Ethnic acculturation in a sample of 19-year-old individuals of Yugoslavian and Iranian origin in contemporary Sweden was studied, with a focus on how acculturation is contingent on social structure and social context. Acculturation was measured as orientation to the majority and the parental culture of origin. The results suggest, first, that the two dimensions are weakly but positively correlated, meaning that acculturation identity does not involve any trade-offs, as new strands of oppositional culture theory suggest. Second, it was found that ethnic closure in friendship networks is positively associated with orientations to parents’ culture and negatively with orientations to Swedish culture. Individuals with a rich occupational social contact network tended to be orientated towards both the majority and the parental culture. There was a marked social difference between the most disadvantaged social class and all other classes, with the former being less oriented to both cultures compared to more advantaged classes.
|Early online date||2017 Jun 29|
|Publication status||Published - 2018|
Subject classification (UKÄ)

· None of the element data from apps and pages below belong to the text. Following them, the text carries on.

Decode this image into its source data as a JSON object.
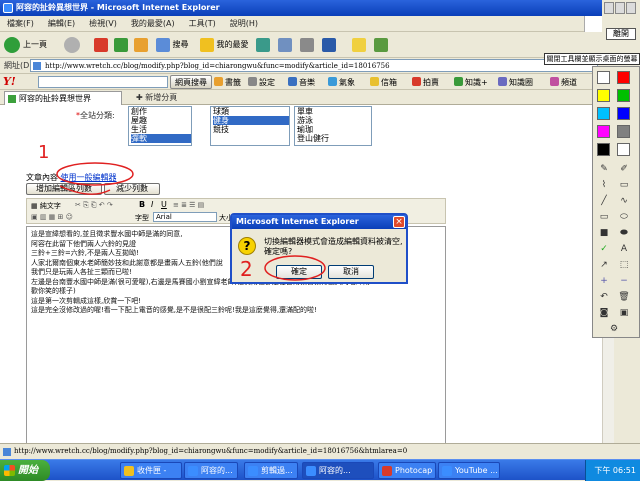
{
  "window": {
    "title": "阿容的扯鈴異想世界 - Microsoft Internet Explorer"
  },
  "menu": [
    "檔案(F)",
    "編輯(E)",
    "檢視(V)",
    "我的最愛(A)",
    "工具(T)",
    "說明(H)"
  ],
  "toolbar": {
    "back": "上一頁",
    "search": "搜尋",
    "favorites": "我的最愛"
  },
  "address": {
    "label": "網址(D)",
    "url": "http://www.wretch.cc/blog/modify.php?blog_id=chiarongwu&func=modify&article_id=18016756"
  },
  "yahoo": {
    "logo": "Y!",
    "search_btn": "網頁搜尋",
    "items": [
      "書籤",
      "設定",
      "音樂",
      "氣象",
      "信箱",
      "拍賣",
      "知識+",
      "知識圈",
      "頻道"
    ]
  },
  "tabs": {
    "active": "阿容的扯鈴異想世界",
    "new": "新增分頁"
  },
  "form": {
    "category_label": "全站分類:",
    "list1": [
      "創作",
      "屋趣",
      "生活",
      "彈軟"
    ],
    "list2": [
      "球類",
      "健身",
      "競技"
    ],
    "list3": [
      "單車",
      "游泳",
      "瑜珈",
      "登山健行"
    ],
    "content_label": "文章內容",
    "use_plain_editor": "使用一般編輯器",
    "add_rows": "增加編輯區列數",
    "reduce_rows": "減少列數"
  },
  "editor_toolbar": {
    "plain_text": "純文字",
    "font_label": "字型",
    "font_value": "Arial",
    "size_label": "大小"
  },
  "article_lines": [
    "這是宣緯想看的,並且徵求豐水國中師是滿的同意,",
    "阿容在此留下他們兩人六鈴的見證",
    "三鈴+三鈴=六鈴,不是兩人互拋呦!",
    "人家北爾南個東水老師簡妙技和此謝意都是畫兩人五鈴(他們說",
    "我們只是玩兩人各扯三顆而已啦!",
    "左邊是台南豐水國中師是滿(很可愛喔),右邊是馬賽國小劉宣緯老師,他們兩位都是在台南教書教得蠻久的老師兩",
    "歡你笑的樣子)",
    "",
    "這是第一次剪輯成這樣,欣賞一下吧!",
    "",
    "這是完全沒修改過的喔!看一下配上電音的感覺,是不是很配三鈴呢!我是這麼覺得,還滿配的啦!"
  ],
  "dialog": {
    "title": "Microsoft Internet Explorer",
    "message_line1": "切換編輯器模式會造成編輯資料被清空,",
    "message_line2": "確定嗎?",
    "ok": "確定",
    "cancel": "取消",
    "icon": "?"
  },
  "annotations": {
    "mark1": "1",
    "mark2": "2"
  },
  "status_url": "http://www.wretch.cc/blog/modify.php?blog_id=chiarongwu&func=modify&article_id=18016756&htmlarea=0",
  "taskbar": {
    "start": "開始",
    "tasks": [
      "收件匣 -",
      "阿容的...",
      "剪輯過...",
      "阿容的...",
      "Photocap",
      "YouTube ..."
    ],
    "clock": "下午 06:51"
  },
  "overlay": {
    "close": "離開",
    "tip": "關閉工具欄並顯示桌面的螢幕"
  },
  "pen_colors": [
    "#ff0000",
    "#ffff00",
    "#00c000",
    "#00c0ff",
    "#0000ff",
    "#000000",
    "#ff00ff",
    "#ffffff"
  ]
}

- Sociology (excluding Social Work, Social Psychology and Social Anthropology)